We also myth-bust. When the plastic pollution issue first entered public awareness, the mainstream media sensationalized the issue so dramatically and badly. To say there is a Texas-sized island of trash in the Pacific Ocean is nonsense, and it sparked all these misguided innovations for mechanisms to clean up trash in the ocean, such as a 1-kilometer array of moorings and booms that got 2 million dollars in crowd funding. Going into the ocean with big machines is not a good use of resources because the plastic is fragmenting into little peices and dispersing across 2/3 of the planet’s surface. Maybe you will capture fishing buoys and derelict fishing nets, but you won’t get the microplastics. I would like to think that giving this number of how much trash is out there can help us make some smart decisions about what should be done. Let’s get a better handle on front-end solutions–better product design or systems of recovery that work.
There are also some intentional myths around “bioplastics,” such as Coca Cola’s PlantBottle™ made from “30% plants.” That’s just using 30% modern plants to make the same polymer that fossil fuels are used to make, with the exact same ocean impact.
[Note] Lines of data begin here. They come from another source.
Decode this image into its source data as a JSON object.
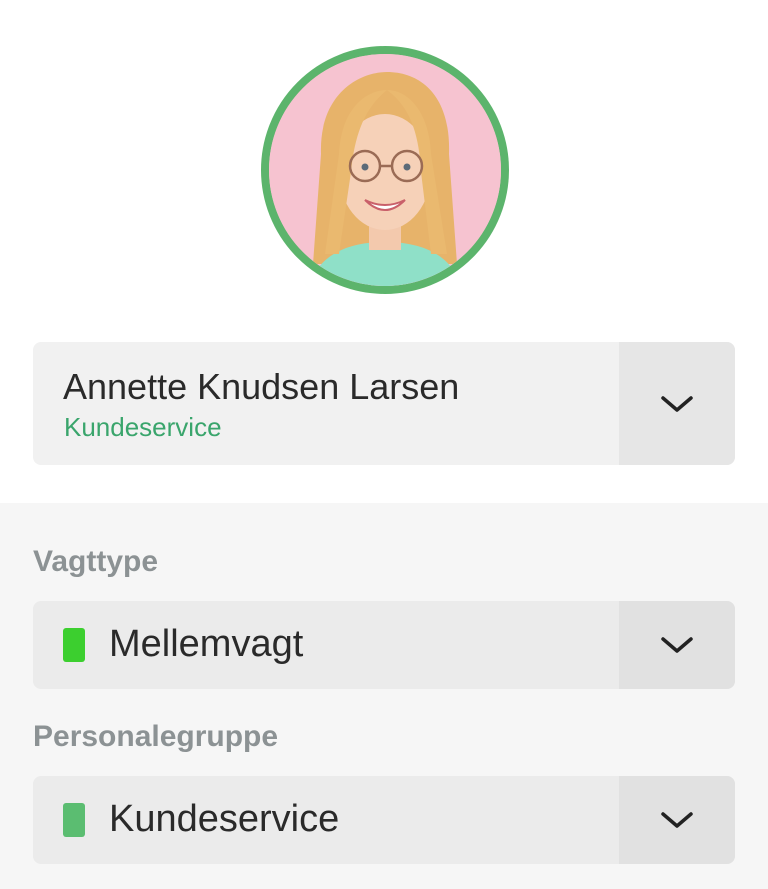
{
  "profile": {
    "avatar_icon": "user-avatar-photo",
    "avatar_ring_color": "#5cb46c"
  },
  "employee": {
    "name": "Annette Knudsen Larsen",
    "department": "Kundeservice",
    "department_color": "#3aa56c",
    "chevron_icon": "chevron-down-icon"
  },
  "shift_type": {
    "label": "Vagttype",
    "value": "Mellemvagt",
    "color": "#3ccf2f",
    "chevron_icon": "chevron-down-icon"
  },
  "staff_group": {
    "label": "Personalegruppe",
    "value": "Kundeservice",
    "color": "#5bbd71",
    "chevron_icon": "chevron-down-icon"
  }
}
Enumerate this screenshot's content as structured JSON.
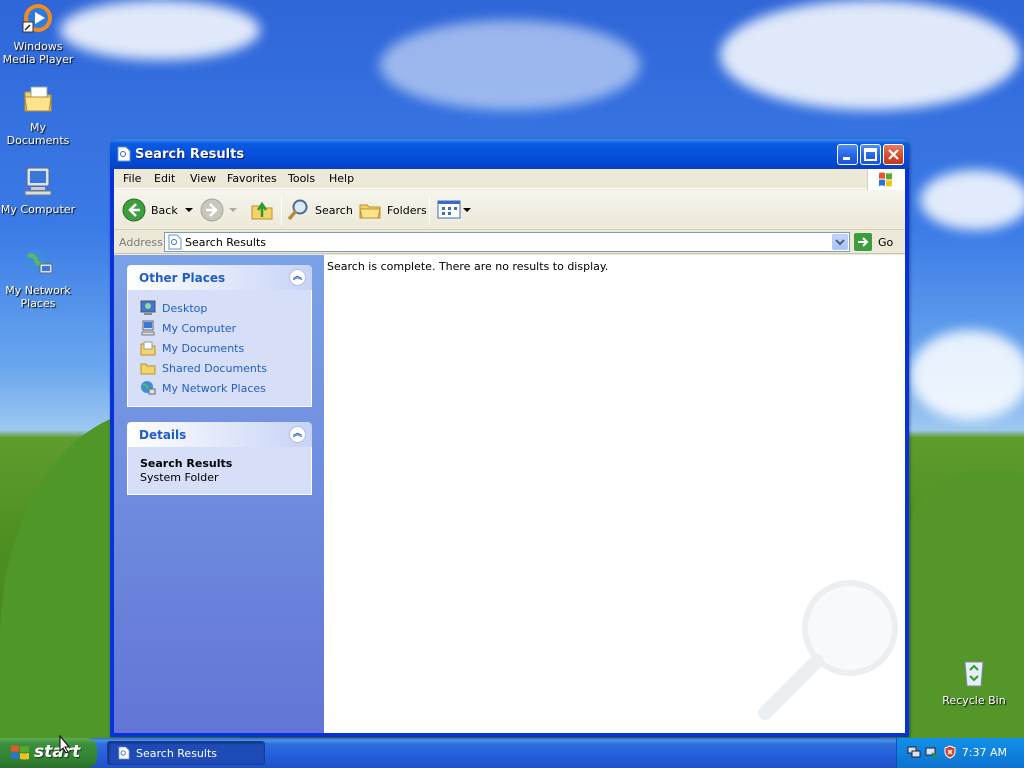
{
  "desktop": {
    "icons": [
      {
        "label": "Windows Media Player"
      },
      {
        "label": "My Documents"
      },
      {
        "label": "My Computer"
      },
      {
        "label": "My Network Places"
      },
      {
        "label": "Recycle Bin"
      }
    ]
  },
  "window": {
    "title": "Search Results",
    "menu": [
      "File",
      "Edit",
      "View",
      "Favorites",
      "Tools",
      "Help"
    ],
    "toolbar": {
      "back_label": "Back",
      "search_label": "Search",
      "folders_label": "Folders"
    },
    "address": {
      "label": "Address",
      "value": "Search Results",
      "go_label": "Go"
    },
    "other_places": {
      "title": "Other Places",
      "items": [
        {
          "label": "Desktop"
        },
        {
          "label": "My Computer"
        },
        {
          "label": "My Documents"
        },
        {
          "label": "Shared Documents"
        },
        {
          "label": "My Network Places"
        }
      ]
    },
    "details": {
      "title": "Details",
      "name": "Search Results",
      "type": "System Folder"
    },
    "content": {
      "message": "Search is complete. There are no results to display."
    }
  },
  "taskbar": {
    "start_label": "start",
    "task_label": "Search Results",
    "clock": "7:37 AM"
  },
  "colors": {
    "title_blue": "#0651dd",
    "link_blue": "#215dc6",
    "start_green": "#318331"
  }
}
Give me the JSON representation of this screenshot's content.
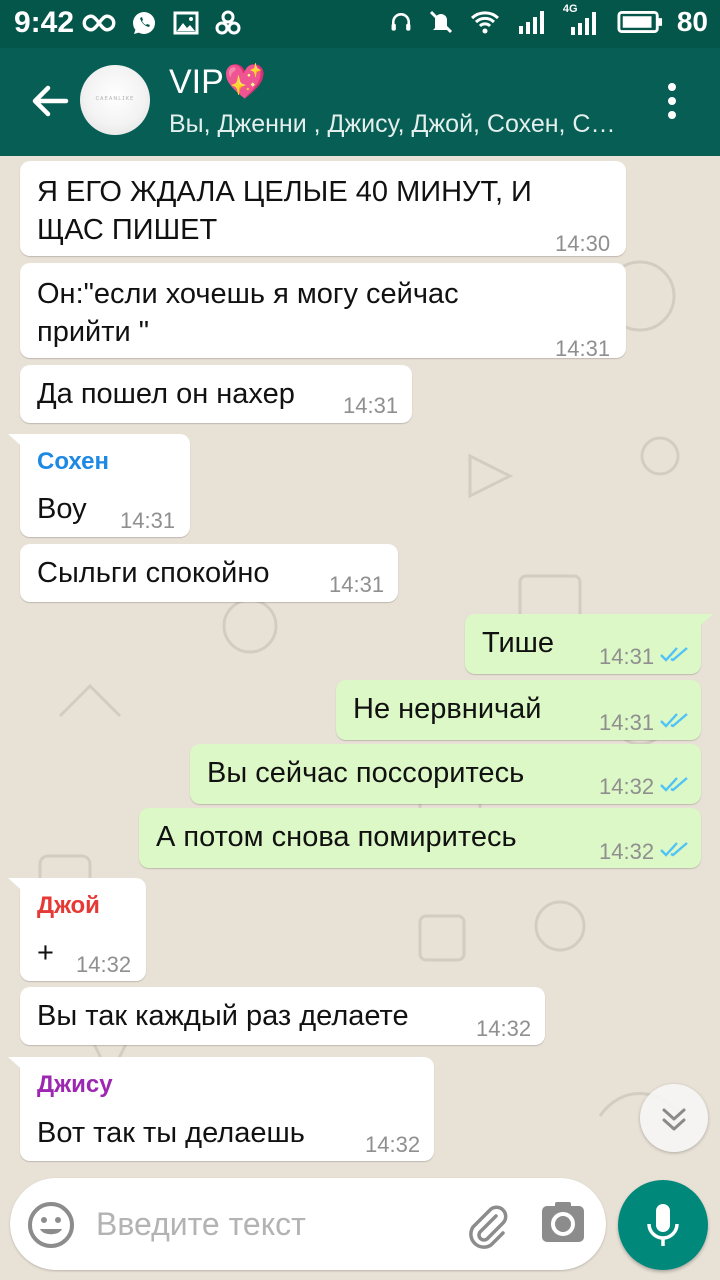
{
  "status_bar": {
    "time": "9:42",
    "battery_level": "80",
    "network_badge": "4G",
    "icons_left": [
      "infinity-icon",
      "whatsapp-icon",
      "gallery-icon",
      "sync-icon"
    ],
    "icons_right": [
      "headset-icon",
      "mute-icon",
      "wifi-icon",
      "signal-icon",
      "signal-4g-icon",
      "battery-icon"
    ]
  },
  "header": {
    "title": "VIP💖",
    "members": "Вы, Дженни , Джису, Джой, Сохен, С…",
    "avatar_text": "ᴄᴀᴇᴀɴʟɪᴋᴇ",
    "colors": {
      "bar": "#075e54",
      "status": "#05564a"
    }
  },
  "messages": [
    {
      "dir": "in",
      "sender": "",
      "lines": [
        "Я ЕГО ЖДАЛА ЦЕЛЫЕ 40 МИНУТ, И",
        "ЩАС ПИШЕТ"
      ],
      "time": "14:30"
    },
    {
      "dir": "in",
      "sender": "",
      "lines": [
        "Он:\"если хочешь я могу сейчас",
        "прийти \""
      ],
      "time": "14:31"
    },
    {
      "dir": "in",
      "sender": "",
      "lines": [
        "Да пошел он нахер"
      ],
      "time": "14:31"
    },
    {
      "dir": "in",
      "sender": "Сохен",
      "sender_color": "#1e88e5",
      "lines": [
        "Воу"
      ],
      "time": "14:31"
    },
    {
      "dir": "in",
      "sender": "",
      "lines": [
        "Сыльги спокойно"
      ],
      "time": "14:31"
    },
    {
      "dir": "out",
      "sender": "",
      "lines": [
        "Тише"
      ],
      "time": "14:31",
      "read": true
    },
    {
      "dir": "out",
      "sender": "",
      "lines": [
        "Не нервничай"
      ],
      "time": "14:31",
      "read": true
    },
    {
      "dir": "out",
      "sender": "",
      "lines": [
        "Вы сейчас поссоритесь"
      ],
      "time": "14:32",
      "read": true
    },
    {
      "dir": "out",
      "sender": "",
      "lines": [
        "А потом снова помиритесь"
      ],
      "time": "14:32",
      "read": true
    },
    {
      "dir": "in",
      "sender": "Джой",
      "sender_color": "#e53935",
      "lines": [
        "+"
      ],
      "time": "14:32"
    },
    {
      "dir": "in",
      "sender": "",
      "lines": [
        "Вы так каждый раз делаете"
      ],
      "time": "14:32"
    },
    {
      "dir": "in",
      "sender": "Джису",
      "sender_color": "#9c27b0",
      "lines": [
        "Вот так ты делаешь"
      ],
      "time": "14:32"
    }
  ],
  "composer": {
    "placeholder": "Введите текст"
  },
  "colors": {
    "incoming": "#ffffff",
    "outgoing": "#dcf8c6",
    "read_ticks": "#4fc3f7",
    "mic": "#00897b"
  }
}
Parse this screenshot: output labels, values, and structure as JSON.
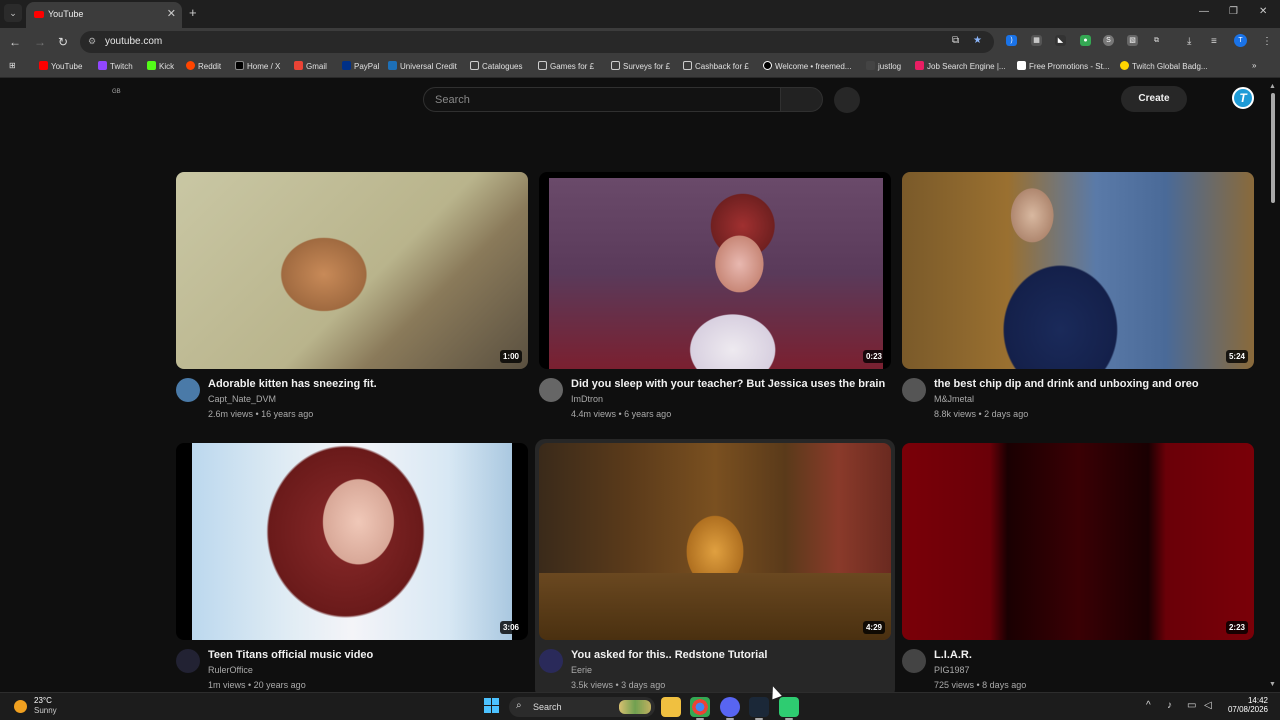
{
  "browser": {
    "tab_title": "YouTube",
    "address": "youtube.com",
    "bookmarks": [
      {
        "label": "YouTube",
        "color": "#ff0000"
      },
      {
        "label": "Twitch",
        "color": "#9146ff"
      },
      {
        "label": "Kick",
        "color": "#53fc18"
      },
      {
        "label": "Reddit",
        "color": "#ff4500"
      },
      {
        "label": "Home / X",
        "color": "#000000"
      },
      {
        "label": "Gmail",
        "color": "#ea4335"
      },
      {
        "label": "PayPal",
        "color": "#003087"
      },
      {
        "label": "Universal Credit",
        "color": "#1d70b8"
      },
      {
        "label": "Catalogues",
        "color": "folder"
      },
      {
        "label": "Games for £",
        "color": "folder"
      },
      {
        "label": "Surveys for £",
        "color": "folder"
      },
      {
        "label": "Cashback for £",
        "color": "folder"
      },
      {
        "label": "Welcome • freemed...",
        "color": "#000000"
      },
      {
        "label": "justlog",
        "color": "#444444"
      },
      {
        "label": "Job Search Engine |...",
        "color": "#e91e63"
      },
      {
        "label": "Free Promotions - St...",
        "color": "#ffffff"
      },
      {
        "label": "Twitch Global Badg...",
        "color": "#ffd400"
      }
    ]
  },
  "youtube": {
    "region": "GB",
    "search_placeholder": "Search",
    "create_label": "Create",
    "avatar_letter": "T",
    "videos": [
      {
        "title": "Adorable kitten has sneezing fit.",
        "channel": "Capt_Nate_DVM",
        "meta": "2.6m views • 16 years ago",
        "duration": "1:00"
      },
      {
        "title": "Did you sleep with your teacher? But Jessica uses the brain",
        "channel": "ImDtron",
        "meta": "4.4m views • 6 years ago",
        "duration": "0:23"
      },
      {
        "title": "the best chip dip and drink and unboxing and oreo",
        "channel": "M&Jmetal",
        "meta": "8.8k views • 2 days ago",
        "duration": "5:24"
      },
      {
        "title": "Teen Titans official music video",
        "channel": "RulerOffice",
        "meta": "1m views • 20 years ago",
        "duration": "3:06"
      },
      {
        "title": "You asked for this.. Redstone Tutorial",
        "channel": "Eerie",
        "meta": "3.5k views • 3 days ago",
        "duration": "4:29"
      },
      {
        "title": "L.I.A.R.",
        "channel": "PIG1987",
        "meta": "725 views • 8 days ago",
        "duration": "2:23"
      }
    ]
  },
  "taskbar": {
    "temperature": "23°C",
    "condition": "Sunny",
    "search_label": "Search",
    "time": "14:42",
    "date": "07/08/2026"
  }
}
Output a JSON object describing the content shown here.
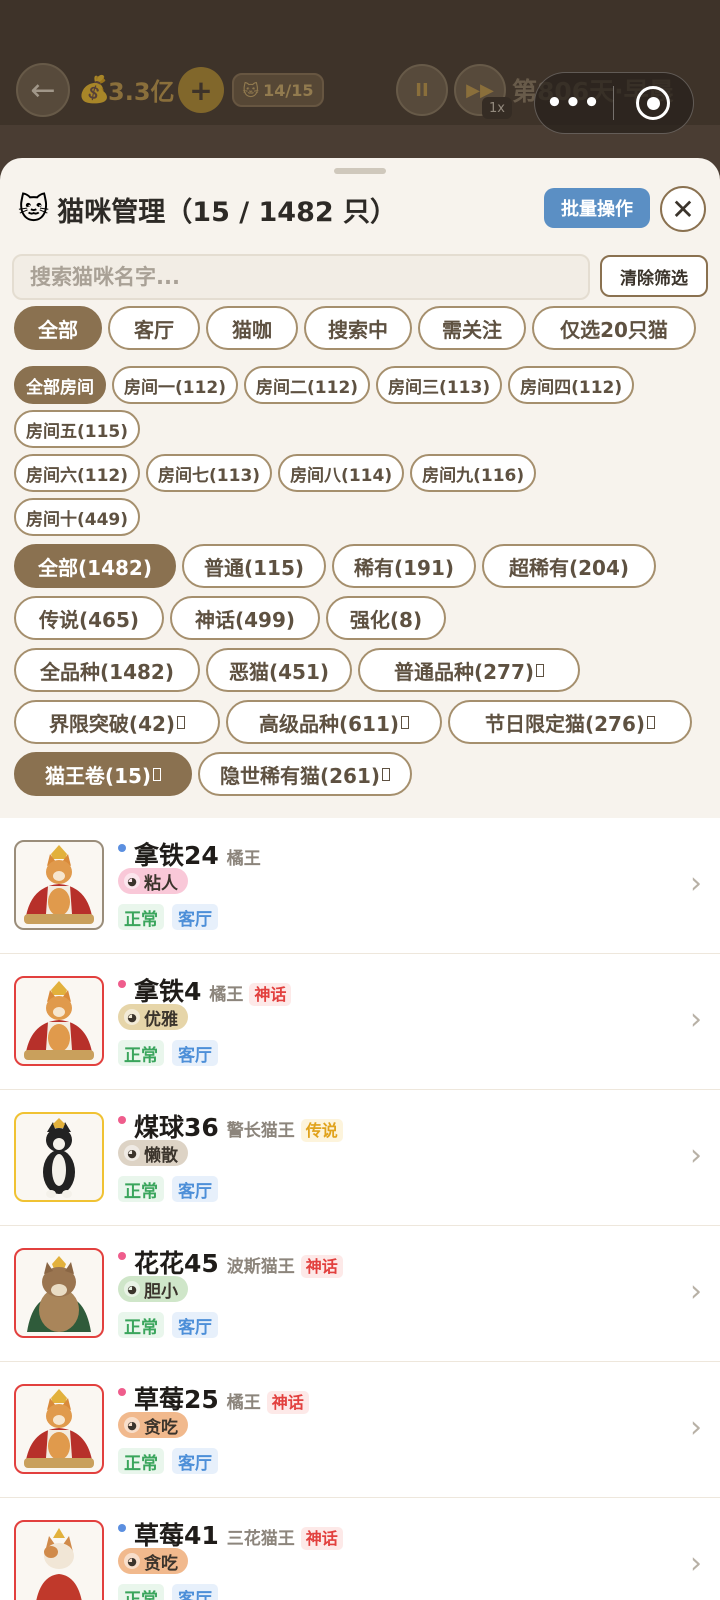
{
  "topbar": {
    "money": "3.3亿",
    "plus": "+",
    "cat_cap": "14/15",
    "pause": "II",
    "fast_forward": "▶▶",
    "speed": "1x",
    "day": "第806天·早晨",
    "more": "•••"
  },
  "sheet": {
    "title": "猫咪管理（15 / 1482 只）",
    "batch_label": "批量操作",
    "close": "✕",
    "search_placeholder": "搜索猫咪名字...",
    "clear_label": "清除筛选"
  },
  "tabs": [
    "全部",
    "客厅",
    "猫咖",
    "搜索中",
    "需关注",
    "仅选20只猫"
  ],
  "rooms": [
    [
      "全部房间",
      "房间一(112)",
      "房间二(112)",
      "房间三(113)",
      "房间四(112)"
    ],
    [
      "房间五(115)"
    ],
    [
      "房间六(112)",
      "房间七(113)",
      "房间八(114)",
      "房间九(116)"
    ],
    [
      "房间十(449)"
    ]
  ],
  "rarities": [
    [
      "全部(1482)",
      "普通(115)",
      "稀有(191)",
      "超稀有(204)"
    ],
    [
      "传说(465)",
      "神话(499)",
      "强化(8)"
    ]
  ],
  "breeds": [
    [
      "全品种(1482)",
      "恶猫(451)",
      "普通品种(277)"
    ],
    [
      "界限突破(42)",
      "高级品种(611)",
      "节日限定猫(276)"
    ],
    [
      "猫王卷(15)",
      "隐世稀有猫(261)"
    ]
  ],
  "cats": [
    {
      "name": "拿铁24",
      "breed": "橘王",
      "rarity": "",
      "trait": "粘人",
      "status": "正常",
      "location": "客厅",
      "dot": "#5b8fe0",
      "frame": "#9a8d7a",
      "trait_bg": "#f9c8d8",
      "kind": "king-orange"
    },
    {
      "name": "拿铁4",
      "breed": "橘王",
      "rarity": "神话",
      "trait": "优雅",
      "status": "正常",
      "location": "客厅",
      "dot": "#ef5d8c",
      "frame": "#e2403e",
      "trait_bg": "#e6d5a9",
      "kind": "king-orange"
    },
    {
      "name": "煤球36",
      "breed": "警长猫王",
      "rarity": "传说",
      "trait": "懒散",
      "status": "正常",
      "location": "客厅",
      "dot": "#ef5d8c",
      "frame": "#f0c233",
      "trait_bg": "#ddd3c5",
      "kind": "tuxedo"
    },
    {
      "name": "花花45",
      "breed": "波斯猫王",
      "rarity": "神话",
      "trait": "胆小",
      "status": "正常",
      "location": "客厅",
      "dot": "#ef5d8c",
      "frame": "#e2403e",
      "trait_bg": "#cfe6c9",
      "kind": "persian"
    },
    {
      "name": "草莓25",
      "breed": "橘王",
      "rarity": "神话",
      "trait": "贪吃",
      "status": "正常",
      "location": "客厅",
      "dot": "#ef5d8c",
      "frame": "#e2403e",
      "trait_bg": "#f1b98d",
      "kind": "king-orange"
    },
    {
      "name": "草莓41",
      "breed": "三花猫王",
      "rarity": "神话",
      "trait": "贪吃",
      "status": "正常",
      "location": "客厅",
      "dot": "#5b8fe0",
      "frame": "#e2403e",
      "trait_bg": "#f1b98d",
      "kind": "calico"
    }
  ],
  "icons": {
    "back": "←",
    "money": "money-bag-icon",
    "cat_head": "🐱",
    "chevron": "›"
  }
}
But put a leaf on it, and it sells.
Have you received any response from the plastic industry?
The coalition Save the Plastic Bag does not like what we do. They receive funding from the American Chemistry Council, a trade organization that fights for interests of the plastic industry. When 5 Gyres displayed part of the original junk raft on the California State House steps in 2009, ACC representatives dressed in black circled the raft and pulled reporters aside to talk about opportunities for recycling. They fight all legislation to ban micro-beads, plastic bags, foam, and anything that stops production of plastics regardless if it’s the right thing to do for people and planet.
You have created art exhibits ‘Saving our Synthetic Seas’ and ‘Junk and Gyre.’ Why do you add an artistic aspect to your work?
Our traveling exhibits display eclectic pieces, such as my first junk raft, a surf board covered in cigarette lighters found inside bird skeletons, a tangled mass of plastic bags from a camel’s stomach, plastic face casts of ocean explorers Sylvia Earle, Charles Moore, and Hideshige Takada, and my wife’s pregnant body cast in melted plastic bits from around the world, for example. I find art work to be a very strong communicator. See, I enjoy working with scientists but I realize they are not always the best communicators. With the current environmental problems and expanding population, we scientists can’t do our work in a vacuum publish in journals and walk away. I feel that scientists have an obligation to make sure that research has an impact.
We’ll leave you with a video made to coincide with the paper’s release: